From WeldenOwen where the author introduces this infographic as a “roughly 74 percent accurate story of how an idea churns through the publishing process just like—as a publisher we once knew put it—a rat travels through an anaconda.”
Large, detailed chart downloadable for free from Publishing Trendsetter, where you’ll also find video interviews describing each phase of the process. Could be very useful in library and English classes and to budding authors.
To niggle just a little: to represent the “life cycle” of a book, it might have included the reader(s)!
The U.S. Justice Department’s antitrust arm said it was looking into potentially unfair pricing practices by electronic booksellers, joining European regulators and state attorneys general in a widening probe of large U.S. and international e-book publishers.
Read the rest of the story at the LA Times.
The publishing industry has been struggling for some years. I want it to survive with health and diversity. But…
Is is ever right to save an industry by cheating?
Via Library Link of the Day
In ” The Future of Books: A Dystopian Timeline”, John Biggs claims that by “2025…The book is, at best, an artifact and at worst a nuisance. Book collections won’t disappear – hold-outs will exist and a subset of readers will still print books – but generally all publishing will exist digitally.”
He writes “a little bit sci-fi” chronologizing the demise of the printed word. It’s a little bit scary and a large bit fascinating. I am no ludite: the cash flow challenge is the only thing that keeps me (and my library) from all the latest technology, but perhaps it was that Mr. Biggs used the terms dystopian and sci-fi that reading his list immediately made me think about possible futures.
I’m not expecting any apocalypse, but I am wondering why I am busting my butt restructuring my library when it will be completely passé before the new shelving wears out. And I have to ask the question: what if, in 2125 the lights go out? Current resources generating all the power we use to fuel the big techno machine are finite.
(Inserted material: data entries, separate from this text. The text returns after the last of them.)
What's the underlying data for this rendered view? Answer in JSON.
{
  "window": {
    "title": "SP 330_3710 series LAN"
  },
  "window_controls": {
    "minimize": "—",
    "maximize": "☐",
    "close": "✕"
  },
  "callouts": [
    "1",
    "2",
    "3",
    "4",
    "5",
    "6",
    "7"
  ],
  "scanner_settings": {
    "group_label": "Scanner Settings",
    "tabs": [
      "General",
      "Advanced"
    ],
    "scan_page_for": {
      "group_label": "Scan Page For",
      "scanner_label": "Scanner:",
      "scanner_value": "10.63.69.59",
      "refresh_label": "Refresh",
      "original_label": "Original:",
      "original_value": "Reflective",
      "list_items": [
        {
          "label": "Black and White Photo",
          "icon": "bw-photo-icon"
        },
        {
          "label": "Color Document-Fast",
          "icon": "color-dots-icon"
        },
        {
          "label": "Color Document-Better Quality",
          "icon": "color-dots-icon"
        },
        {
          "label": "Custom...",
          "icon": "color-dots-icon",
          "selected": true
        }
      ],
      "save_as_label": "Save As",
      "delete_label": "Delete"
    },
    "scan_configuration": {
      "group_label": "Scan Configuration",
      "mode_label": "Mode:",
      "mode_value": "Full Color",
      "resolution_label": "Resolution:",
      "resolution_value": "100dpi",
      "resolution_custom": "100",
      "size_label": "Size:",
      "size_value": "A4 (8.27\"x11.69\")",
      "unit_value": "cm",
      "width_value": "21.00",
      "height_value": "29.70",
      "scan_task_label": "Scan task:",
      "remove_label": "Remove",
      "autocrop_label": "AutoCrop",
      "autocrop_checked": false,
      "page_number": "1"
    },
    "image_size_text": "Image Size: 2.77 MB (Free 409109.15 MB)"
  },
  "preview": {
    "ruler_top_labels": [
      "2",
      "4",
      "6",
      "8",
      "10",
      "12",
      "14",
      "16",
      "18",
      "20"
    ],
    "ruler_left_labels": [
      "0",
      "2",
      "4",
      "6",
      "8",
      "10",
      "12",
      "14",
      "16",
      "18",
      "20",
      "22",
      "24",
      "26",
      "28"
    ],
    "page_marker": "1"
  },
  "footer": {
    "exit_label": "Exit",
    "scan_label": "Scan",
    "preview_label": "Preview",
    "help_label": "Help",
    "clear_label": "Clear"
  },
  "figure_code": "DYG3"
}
Will we find a sustainable way to keep the servers humming and the batteries charged? Or will one hundred years of recorded history, thoughts and feelings simply disappear into the ether?